**AVAILABLE DATA:**
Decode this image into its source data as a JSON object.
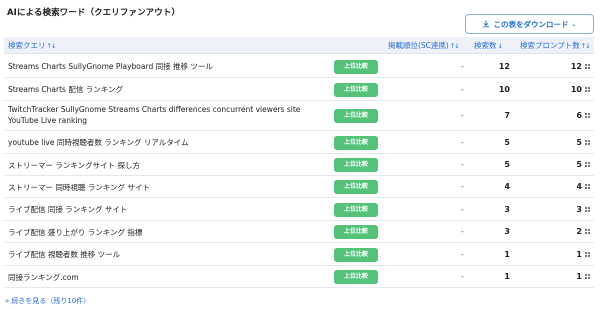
{
  "title": "AIによる検索ワード（クエリファンアウト）",
  "download_button": "この表をダウンロード",
  "columns": {
    "query": "検索クエリ",
    "rank": "掲載順位(SC連携)",
    "count": "検索数",
    "prompt": "検索プロンプト数"
  },
  "compare_label": "上位比較",
  "rows": [
    {
      "query": "Streams Charts SullyGnome Playboard 同接 推移 ツール",
      "rank": "-",
      "count": "12",
      "prompt": "12"
    },
    {
      "query": "Streams Charts 配信 ランキング",
      "rank": "-",
      "count": "10",
      "prompt": "10"
    },
    {
      "query": "TwitchTracker SullyGnome Streams Charts differences concurrent viewers site YouTube Live ranking",
      "rank": "-",
      "count": "7",
      "prompt": "6"
    },
    {
      "query": "youtube live 同時視聴者数 ランキング リアルタイム",
      "rank": "-",
      "count": "5",
      "prompt": "5"
    },
    {
      "query": "ストリーマー ランキングサイト 探し方",
      "rank": "-",
      "count": "5",
      "prompt": "5"
    },
    {
      "query": "ストリーマー 同時視聴 ランキング サイト",
      "rank": "-",
      "count": "4",
      "prompt": "4"
    },
    {
      "query": "ライブ配信 同接 ランキング サイト",
      "rank": "-",
      "count": "3",
      "prompt": "3"
    },
    {
      "query": "ライブ配信 盛り上がり ランキング 指標",
      "rank": "-",
      "count": "3",
      "prompt": "2"
    },
    {
      "query": "ライブ配信 視聴者数 推移 ツール",
      "rank": "-",
      "count": "1",
      "prompt": "1"
    },
    {
      "query": "同接ランキング.com",
      "rank": "-",
      "count": "1",
      "prompt": "1"
    }
  ],
  "show_more": "続きを見る（残り10件）",
  "colors": {
    "accent": "#2a6fd6",
    "compare_button": "#55c27a",
    "header_bg": "#eef2f8"
  }
}
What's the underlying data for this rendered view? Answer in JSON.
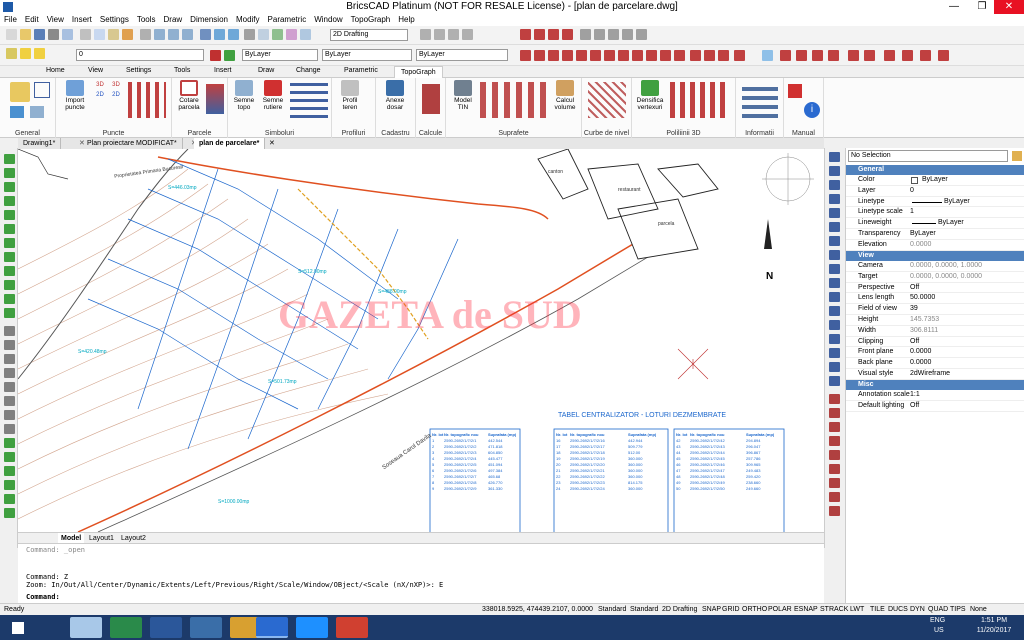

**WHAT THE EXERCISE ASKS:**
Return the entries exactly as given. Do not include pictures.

**OUTPUT OF THE EXERCISE:**
Decode this image into its source data as a JSON object.
{
  "title": "AIによる検索ワード（クエリファンアウト）",
  "download_button": "この表をダウンロード",
  "columns": {
    "query": "検索クエリ",
    "rank": "掲載順位(SC連携)",
    "count": "検索数",
    "prompt": "検索プロンプト数"
  },
  "compare_label": "上位比較",
  "rows": [
    {
      "query": "Streams Charts SullyGnome Playboard 同接 推移 ツール",
      "rank": "-",
      "count": "12",
      "prompt": "12"
    },
    {
      "query": "Streams Charts 配信 ランキング",
      "rank": "-",
      "count": "10",
      "prompt": "10"
    },
    {
      "query": "TwitchTracker SullyGnome Streams Charts differences concurrent viewers site YouTube Live ranking",
      "rank": "-",
      "count": "7",
      "prompt": "6"
    },
    {
      "query": "youtube live 同時視聴者数 ランキング リアルタイム",
      "rank": "-",
      "count": "5",
      "prompt": "5"
    },
    {
      "query": "ストリーマー ランキングサイト 探し方",
      "rank": "-",
      "count": "5",
      "prompt": "5"
    },
    {
      "query": "ストリーマー 同時視聴 ランキング サイト",
      "rank": "-",
      "count": "4",
      "prompt": "4"
    },
    {
      "query": "ライブ配信 同接 ランキング サイト",
      "rank": "-",
      "count": "3",
      "prompt": "3"
    },
    {
      "query": "ライブ配信 盛り上がり ランキング 指標",
      "rank": "-",
      "count": "3",
      "prompt": "2"
    },
    {
      "query": "ライブ配信 視聴者数 推移 ツール",
      "rank": "-",
      "count": "1",
      "prompt": "1"
    },
    {
      "query": "同接ランキング.com",
      "rank": "-",
      "count": "1",
      "prompt": "1"
    }
  ],
  "show_more": "続きを見る（残り10件）",
  "colors": {
    "accent": "#2a6fd6",
    "compare_button": "#55c27a",
    "header_bg": "#eef2f8"
  }
}
What's the underlying data for this rendered view? Answer in JSON.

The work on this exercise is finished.